By the time Dan Pontefract, author of The Flat Army, took to the stage to tell his story of Creating a Connected and Engaged Organization, my brain was hurting from the assault of information. When Dan shared the dismal stats on how few employees are engaged with their workplace – between 45% and 60% could care less about the company they work for – the air went out of the room. Then he told us how Telus turned that number into an engagement rate of 80% in just 5 short years, achieving status as one of the top 1% of companies in the world in terms of employee engagement. The big learning – social business is a matter of culture NOT marketing.
But we weren’t done. The day wrapped up with Michael Tippet sharing the factors that led Hootsuite to become Vancouver’s social media darling and the world leader in social media management software, followed by Christopher Berry of Authentic who schooled us all on the wealth of information available through our social media connections, and why we should care.
But perhaps the most educational takeaway was the role that social media is playing in bringing the conference to life. The tap, tap, tap of mad twittering adds to the energy.
I arrived at the conference with strict instructions from our own social media expert – what to share, how to share it, and what to keep him in the loop on. And, judging from the rapid-fire discussion that populates the Twitter screen at the front of the hall, I’m far from alone. The silence in the room is deceiving, for there are more conversations going on than at most parties.
It’s a new approach to the conference experience for me – I have always been worried about the impact that actively tweeting would have on my personal experience and so have shied away in favour of ‘not missing a thing’.
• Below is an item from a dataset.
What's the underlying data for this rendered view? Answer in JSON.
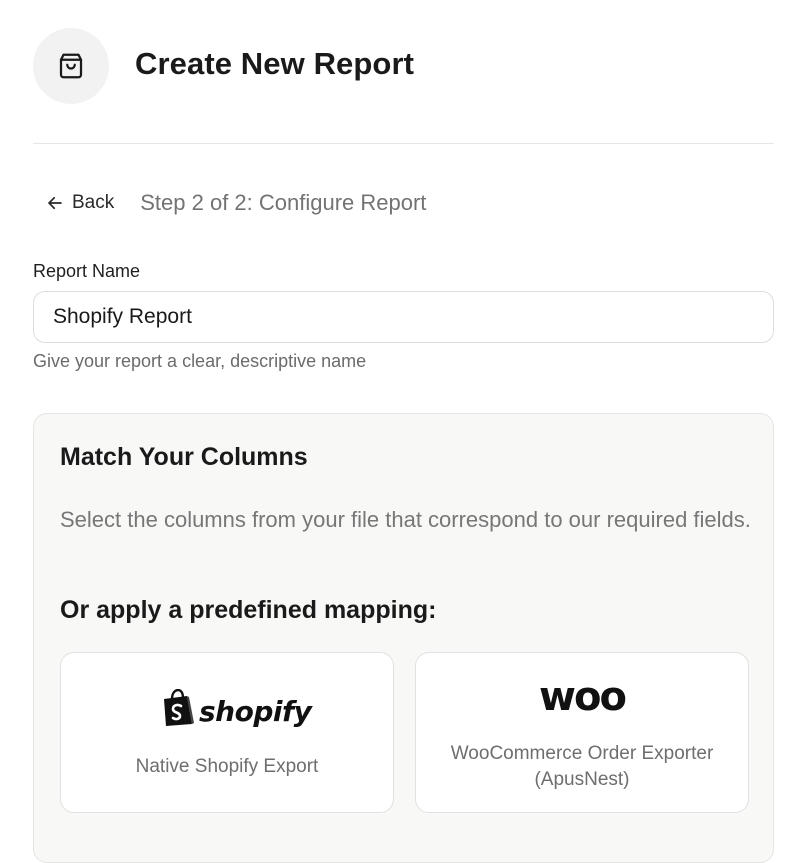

I’m not yet sure how I feel about the impact of listening for the Tweetable sound byte has had on my overall experience. It reminds of my days as a reporter, the feeling of being there but separate at the same time. More on that after the conference is over and my brain, and thumbs, are rested.